Peace Operations Seen From Below
UN Missions and Local People
‘An innovative piece of work which analyses a facet of peacekeeping that is often ignored or underplayed … Pouligny provides a perspective that is both detailed and wide-ranging.’ –– Dr Claire Heristchi, Portsmouth University
Cambodia, Somalia, Mozambique, Bosnia, Haiti, Sierra Leone—all have been the subjecct of interventions by armed UN units sent to stabilise societies riven by political and ethnic antagonism. Apart from anecdotal reportage, little is known or has been investigated about how local inhabitants in these and other cities interact with and respond to peacekeepers in their midst. Most studies of post-conflict situations focus on political elites, the demobilisation of armed groups and the question of whether externally determined criteria for state reconstruction have been met. In Peace Operations Seen From Below, Béatrice Pouligny argues that much of what is being re- built in societies emerging from war – or in some cases what is continuing to be destroyed – often lies in the ‘ordinary’ daily lives of both local populations and the staff of UN missions.
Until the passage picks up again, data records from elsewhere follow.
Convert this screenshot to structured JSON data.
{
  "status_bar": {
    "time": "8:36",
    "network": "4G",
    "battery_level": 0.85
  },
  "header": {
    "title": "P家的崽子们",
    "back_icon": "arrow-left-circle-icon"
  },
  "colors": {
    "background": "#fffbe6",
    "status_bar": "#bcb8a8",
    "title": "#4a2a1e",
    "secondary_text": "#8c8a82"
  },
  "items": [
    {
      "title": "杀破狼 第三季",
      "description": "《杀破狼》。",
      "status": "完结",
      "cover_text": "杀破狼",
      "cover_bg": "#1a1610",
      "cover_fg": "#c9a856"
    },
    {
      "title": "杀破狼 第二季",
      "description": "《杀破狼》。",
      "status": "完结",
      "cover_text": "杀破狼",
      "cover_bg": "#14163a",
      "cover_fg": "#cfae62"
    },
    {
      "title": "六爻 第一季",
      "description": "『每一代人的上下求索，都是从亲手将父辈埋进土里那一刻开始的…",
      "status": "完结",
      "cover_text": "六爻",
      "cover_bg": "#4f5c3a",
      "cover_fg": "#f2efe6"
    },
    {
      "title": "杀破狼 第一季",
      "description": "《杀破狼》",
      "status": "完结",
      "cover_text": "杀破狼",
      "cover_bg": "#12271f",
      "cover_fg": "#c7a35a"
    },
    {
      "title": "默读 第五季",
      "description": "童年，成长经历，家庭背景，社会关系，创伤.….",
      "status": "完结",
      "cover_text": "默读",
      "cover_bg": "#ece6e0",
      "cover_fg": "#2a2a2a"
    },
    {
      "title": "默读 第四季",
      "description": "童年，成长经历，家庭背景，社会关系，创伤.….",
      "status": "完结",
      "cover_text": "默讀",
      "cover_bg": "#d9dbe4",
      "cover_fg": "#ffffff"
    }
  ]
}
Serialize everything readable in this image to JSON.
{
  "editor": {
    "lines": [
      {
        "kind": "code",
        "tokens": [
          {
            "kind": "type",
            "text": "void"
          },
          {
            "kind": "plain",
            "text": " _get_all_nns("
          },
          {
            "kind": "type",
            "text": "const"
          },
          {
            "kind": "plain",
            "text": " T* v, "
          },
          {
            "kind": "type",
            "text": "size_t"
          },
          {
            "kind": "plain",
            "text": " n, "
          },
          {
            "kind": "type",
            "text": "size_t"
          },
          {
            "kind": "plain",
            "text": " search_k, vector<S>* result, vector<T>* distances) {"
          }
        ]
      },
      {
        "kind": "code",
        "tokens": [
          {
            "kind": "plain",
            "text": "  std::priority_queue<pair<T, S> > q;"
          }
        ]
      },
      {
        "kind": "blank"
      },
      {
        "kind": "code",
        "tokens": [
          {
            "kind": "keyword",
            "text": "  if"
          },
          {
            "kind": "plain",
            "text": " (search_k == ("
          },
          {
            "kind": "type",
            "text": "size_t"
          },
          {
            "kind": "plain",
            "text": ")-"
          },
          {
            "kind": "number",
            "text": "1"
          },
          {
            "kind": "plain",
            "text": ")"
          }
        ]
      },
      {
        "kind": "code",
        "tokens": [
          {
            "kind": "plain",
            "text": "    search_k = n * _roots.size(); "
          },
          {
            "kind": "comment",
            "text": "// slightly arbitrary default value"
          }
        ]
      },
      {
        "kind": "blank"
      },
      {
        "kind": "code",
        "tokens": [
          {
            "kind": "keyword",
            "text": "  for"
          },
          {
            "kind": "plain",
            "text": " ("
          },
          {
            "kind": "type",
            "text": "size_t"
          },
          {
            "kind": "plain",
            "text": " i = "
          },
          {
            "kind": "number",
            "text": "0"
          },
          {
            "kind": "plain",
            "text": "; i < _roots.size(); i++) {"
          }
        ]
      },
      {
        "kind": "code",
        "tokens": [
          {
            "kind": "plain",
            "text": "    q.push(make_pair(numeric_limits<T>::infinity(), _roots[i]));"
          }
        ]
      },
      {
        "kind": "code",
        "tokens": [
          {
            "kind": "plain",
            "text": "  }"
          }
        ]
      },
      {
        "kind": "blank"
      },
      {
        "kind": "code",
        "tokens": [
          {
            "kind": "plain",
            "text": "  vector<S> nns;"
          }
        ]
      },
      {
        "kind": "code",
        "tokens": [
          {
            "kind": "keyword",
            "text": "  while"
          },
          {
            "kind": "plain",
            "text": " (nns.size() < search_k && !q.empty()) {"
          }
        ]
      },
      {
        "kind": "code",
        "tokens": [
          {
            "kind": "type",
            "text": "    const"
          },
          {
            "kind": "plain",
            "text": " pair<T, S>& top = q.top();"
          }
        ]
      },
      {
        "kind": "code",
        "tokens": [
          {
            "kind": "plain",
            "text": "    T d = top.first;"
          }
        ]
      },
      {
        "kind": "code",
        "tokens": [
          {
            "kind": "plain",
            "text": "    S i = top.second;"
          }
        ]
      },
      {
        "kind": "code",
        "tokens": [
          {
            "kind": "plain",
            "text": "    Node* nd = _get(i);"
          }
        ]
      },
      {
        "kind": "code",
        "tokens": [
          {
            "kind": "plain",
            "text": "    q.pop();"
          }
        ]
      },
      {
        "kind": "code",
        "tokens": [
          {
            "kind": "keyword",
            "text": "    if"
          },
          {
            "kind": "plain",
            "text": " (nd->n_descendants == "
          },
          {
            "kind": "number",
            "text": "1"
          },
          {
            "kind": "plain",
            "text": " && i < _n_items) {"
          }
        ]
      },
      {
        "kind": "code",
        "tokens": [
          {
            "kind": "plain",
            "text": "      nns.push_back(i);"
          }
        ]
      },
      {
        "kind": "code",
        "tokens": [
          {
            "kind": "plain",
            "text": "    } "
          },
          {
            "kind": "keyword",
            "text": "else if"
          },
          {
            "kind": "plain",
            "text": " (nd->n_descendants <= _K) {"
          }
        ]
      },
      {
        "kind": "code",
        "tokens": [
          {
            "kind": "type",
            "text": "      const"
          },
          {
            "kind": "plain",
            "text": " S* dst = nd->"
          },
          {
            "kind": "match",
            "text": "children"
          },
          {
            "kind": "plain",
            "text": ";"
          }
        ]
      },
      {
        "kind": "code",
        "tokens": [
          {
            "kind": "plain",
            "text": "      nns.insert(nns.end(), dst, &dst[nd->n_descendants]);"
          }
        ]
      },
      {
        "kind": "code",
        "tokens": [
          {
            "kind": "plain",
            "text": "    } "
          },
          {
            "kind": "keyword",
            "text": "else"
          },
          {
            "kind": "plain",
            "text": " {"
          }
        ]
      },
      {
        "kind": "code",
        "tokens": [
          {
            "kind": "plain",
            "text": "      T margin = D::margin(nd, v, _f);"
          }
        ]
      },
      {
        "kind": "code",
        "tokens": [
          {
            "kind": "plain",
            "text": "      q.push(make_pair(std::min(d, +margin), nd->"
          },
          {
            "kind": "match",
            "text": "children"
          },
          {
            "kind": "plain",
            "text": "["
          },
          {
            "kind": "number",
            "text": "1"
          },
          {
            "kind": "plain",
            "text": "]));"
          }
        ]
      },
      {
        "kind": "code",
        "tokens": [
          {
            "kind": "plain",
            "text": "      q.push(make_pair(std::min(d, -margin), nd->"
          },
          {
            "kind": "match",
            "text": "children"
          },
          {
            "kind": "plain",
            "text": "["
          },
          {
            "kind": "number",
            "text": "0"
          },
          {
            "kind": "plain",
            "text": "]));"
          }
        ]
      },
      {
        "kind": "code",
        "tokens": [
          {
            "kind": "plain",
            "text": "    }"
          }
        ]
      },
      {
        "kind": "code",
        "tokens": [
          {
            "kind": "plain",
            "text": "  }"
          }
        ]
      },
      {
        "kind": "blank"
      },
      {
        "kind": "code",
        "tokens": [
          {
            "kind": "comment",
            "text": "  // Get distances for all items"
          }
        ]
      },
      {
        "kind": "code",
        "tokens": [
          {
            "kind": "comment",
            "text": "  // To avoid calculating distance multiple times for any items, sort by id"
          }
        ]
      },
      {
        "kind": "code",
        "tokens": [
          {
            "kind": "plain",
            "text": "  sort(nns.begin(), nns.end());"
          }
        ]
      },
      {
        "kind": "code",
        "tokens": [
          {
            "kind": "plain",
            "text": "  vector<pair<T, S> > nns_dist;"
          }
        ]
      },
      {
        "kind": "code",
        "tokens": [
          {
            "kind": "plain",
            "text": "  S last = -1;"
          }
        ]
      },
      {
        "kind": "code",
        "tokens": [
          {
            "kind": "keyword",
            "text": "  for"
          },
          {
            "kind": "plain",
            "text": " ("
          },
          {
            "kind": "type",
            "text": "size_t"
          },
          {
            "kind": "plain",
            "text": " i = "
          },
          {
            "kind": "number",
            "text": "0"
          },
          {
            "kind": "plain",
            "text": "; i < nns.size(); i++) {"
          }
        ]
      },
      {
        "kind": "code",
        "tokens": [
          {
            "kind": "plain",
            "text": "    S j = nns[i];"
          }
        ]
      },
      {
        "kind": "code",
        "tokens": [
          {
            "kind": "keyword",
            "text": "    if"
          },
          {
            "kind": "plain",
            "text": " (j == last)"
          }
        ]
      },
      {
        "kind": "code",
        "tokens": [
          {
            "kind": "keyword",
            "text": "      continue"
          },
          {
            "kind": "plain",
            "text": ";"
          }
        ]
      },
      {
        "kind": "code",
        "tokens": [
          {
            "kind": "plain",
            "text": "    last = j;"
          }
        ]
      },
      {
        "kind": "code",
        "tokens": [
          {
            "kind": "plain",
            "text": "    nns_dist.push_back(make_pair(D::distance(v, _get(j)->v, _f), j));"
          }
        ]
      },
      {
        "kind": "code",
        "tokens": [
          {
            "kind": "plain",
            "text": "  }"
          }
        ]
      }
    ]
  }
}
These on-the-ground realities are often overlooked by outsiders, yet they may prove to be as important as political negotiations at the ‘centre’, debates in the UN Security Council or hearings before an International Criminal Court. Central to Pouligny’s study is the key role played by local interlocutors. Her close analysis of several UN interventions, based on first hand observation of how local people intermingle with UN soldiery and civilians, sheds light on a neglected but crucial dimension of international peace enforcement.
Béatrice Pouligny is a Senior Research Fellow at the Centre for International Studies and Research (CERI - Sciences Po) and a professor at IEP (the Institute of Political Science). She has worked with the UN and NGOs in various theatres.
‘An innovative piece of work which analyses a facet of peacekeeping that is often ignored or underplayed. […] Pouligny has conducted a project on perceptions and strategies “from below” through her work in peacekeeping, providing the reader with a perspective that is both detailed and wide-ranging.’ –– Dr Claire Heristchi, Portsmouth University
‘Fills a gap in the literature on U.N. peacekeeping. It looks not only at U.N. peace operations and what they face, but more specifically focuses on the interlocutors in the mission countries and the local societies where these missions are present. This is an under-researched area and this book is therefore very important in this respect. Its publication will enhance the discourse on U.N. peace operations and what they face […] and establishes a new way of thinking about peace operations.’ –– Dr Eirin Mobekk, University of Bradford